Excavated by Dr David George Hogarth, the mummy of a man named Ankhef was discovered in Asyut, Egypt.

Mummy of Ankhef
Mummy of Ankhef.
British Museum. EA46631


Ancient Asyut was the capital of the Thirteenth Nome of Upper, c. 3100 B.C, on the western bank of the Nile. The two most prominent gods of ancient Egyptian Asyut were Anubis and Wepwawet, both funerary deities who appeared in canine form.
Within excavated chambers of the adjacent rocks, mummies of wolves have been found, confirming the origin of its name, as well as a tradition preserved by Diodorus Siculus, to the effect that an Ethiopian army, invading Egypt, was repelled beyond the city of Elephantine by packs of wolves.

Osiris was worshipped under the symbol of a wolf at Lycopolis. According to a myth, he had come “from the shades” as a wolf to aid Isis and Horus in their combat with Typhon. Other ancient Egyptian monuments discovered in Asyut include; the Asyut necropolis (west of the modern city), tombs which date to dynasties Nine, Ten and Twelve, and the Ramessid tombs of Siese and Amenhotep.

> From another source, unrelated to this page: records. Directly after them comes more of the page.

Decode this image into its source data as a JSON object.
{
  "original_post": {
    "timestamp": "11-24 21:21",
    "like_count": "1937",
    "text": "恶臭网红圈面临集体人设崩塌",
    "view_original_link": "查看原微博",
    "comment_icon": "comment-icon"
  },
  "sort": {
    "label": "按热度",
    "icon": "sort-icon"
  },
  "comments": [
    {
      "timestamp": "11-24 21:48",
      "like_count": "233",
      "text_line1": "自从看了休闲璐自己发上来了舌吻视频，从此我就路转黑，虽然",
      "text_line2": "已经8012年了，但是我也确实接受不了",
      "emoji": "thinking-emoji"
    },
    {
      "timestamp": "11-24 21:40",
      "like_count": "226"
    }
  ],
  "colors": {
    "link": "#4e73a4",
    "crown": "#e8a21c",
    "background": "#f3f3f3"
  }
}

The name of the city of Asyut, is derived from early Egyptian Zawty (Z3JW.TJ) (late Egyptian, Səyáwt), which was adopted into the Coptic as Syowt “ⲥⲓⲟⲟⲩⲧ”, which means “Guardian” of the northern approach of Upper Egypt. In Graeco-Roman Egypt, it was called Lycopolis or Lykopolis, “wolf city”.

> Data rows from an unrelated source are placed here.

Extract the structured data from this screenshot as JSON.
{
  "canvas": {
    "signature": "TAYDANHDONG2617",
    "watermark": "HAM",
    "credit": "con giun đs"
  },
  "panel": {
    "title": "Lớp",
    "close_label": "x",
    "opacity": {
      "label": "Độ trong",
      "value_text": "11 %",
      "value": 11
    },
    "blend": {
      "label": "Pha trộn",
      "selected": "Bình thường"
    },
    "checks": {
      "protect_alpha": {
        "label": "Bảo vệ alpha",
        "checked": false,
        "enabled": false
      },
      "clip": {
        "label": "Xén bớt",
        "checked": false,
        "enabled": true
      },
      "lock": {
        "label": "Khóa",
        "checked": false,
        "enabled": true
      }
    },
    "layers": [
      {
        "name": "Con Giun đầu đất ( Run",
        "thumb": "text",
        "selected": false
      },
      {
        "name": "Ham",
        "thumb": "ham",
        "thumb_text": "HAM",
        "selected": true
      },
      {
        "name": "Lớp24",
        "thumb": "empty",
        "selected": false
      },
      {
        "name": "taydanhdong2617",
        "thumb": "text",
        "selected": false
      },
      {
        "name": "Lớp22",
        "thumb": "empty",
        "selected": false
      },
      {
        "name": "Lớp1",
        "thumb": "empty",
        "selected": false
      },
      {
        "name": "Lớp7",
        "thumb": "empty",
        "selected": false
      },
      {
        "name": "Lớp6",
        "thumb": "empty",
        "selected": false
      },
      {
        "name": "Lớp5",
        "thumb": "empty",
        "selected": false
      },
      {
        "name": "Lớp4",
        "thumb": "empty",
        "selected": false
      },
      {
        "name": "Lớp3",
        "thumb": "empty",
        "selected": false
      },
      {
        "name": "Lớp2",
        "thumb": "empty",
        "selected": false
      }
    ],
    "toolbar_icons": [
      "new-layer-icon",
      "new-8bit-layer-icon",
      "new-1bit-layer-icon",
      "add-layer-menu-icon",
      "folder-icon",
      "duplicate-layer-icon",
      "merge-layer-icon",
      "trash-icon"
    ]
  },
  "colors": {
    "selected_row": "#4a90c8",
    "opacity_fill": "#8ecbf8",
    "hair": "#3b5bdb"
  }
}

Ankhef’s Mummy

Ankhef was discovered in Asyut and dates from between the 11th-12th Dynasty of the Middle Kingdom c. 2000-1980 B.C.
The mummified remains of Ankhef to this day lay within his painted wooden coffin, which is adorned with hieroglyphic funerary spells decorated in blue.

According to the British Museum, Ankhef’s mummy is in a rather poor state. His head, chest and abdomen are reported to be “completely disorganised”, with a dislocated jaw that is described as “edentulous”, which means “lacking teeth”.

Ankhef’s mummy also has several of his teeth scattered throughout the rest of his body, two at his pelvis and one near to the upper chest. Ankhef’s ribs are disarticulated. He is also showing signs of osteoarthritis upon his left hip.

X-Ray scans revealed that sadly, Ankhef’s mummy has no visible amulets upon his person. Amulets would be precious stone tokens to help guard the deceased and provide him with prayers and prosperity upon his journey towards and through the Afterlife. They could also be placed upon the deceased or within the deceased’s body during the mummification process, if an organ is missing or damaged. Such amulets would come in many forms, sometimes tiny figures of gods, or icons such as the human heart.

Mummy of Ankhef
Mummy of Ankhef.
British Museum. EA46631

Why does Ankhef have facial hair?

Although it is believed generally that Egyptians were clean-shaven, archaeological evidence is somewhat altering that view as royal mummies with hair have been discovered, and depictions of men with beards and moustaches have also been found. Although that is not to say Egyptians were not usually clean-shaven.

It is known that the priesthood were very particular about cleanliness, removing facial and hair upon the head. However, it must be noted that the idea of an entirely clean-shaven king is not entirely true; also, Old Kingdom kings have been depicted with pencil moustaches, and these two Middle Kingdom depictions of bearded men do suggest that a lack of facial hair was not absolute. A depiction of New Kingdom, 19th Dynasty King, Seti I, has been discovered showing the king with a stubbled face, which has been suggested to show the king in mourning.

Other masks resembling this mummy mask of Ankhef have been discovered in Asyut and they all date from the same period. One actually belonging to a High Official, currently on display at The Walters Art Museum. 78.4.

Ankhef's coffin
Ankhef’s coffin. British Museum. EA46631

Mummy of Ankhef
Middle Kingdom, 11th-12th Dynasty, c. 2000-1980 B.C.
Asyut, Egypt.
British Museum. EA46631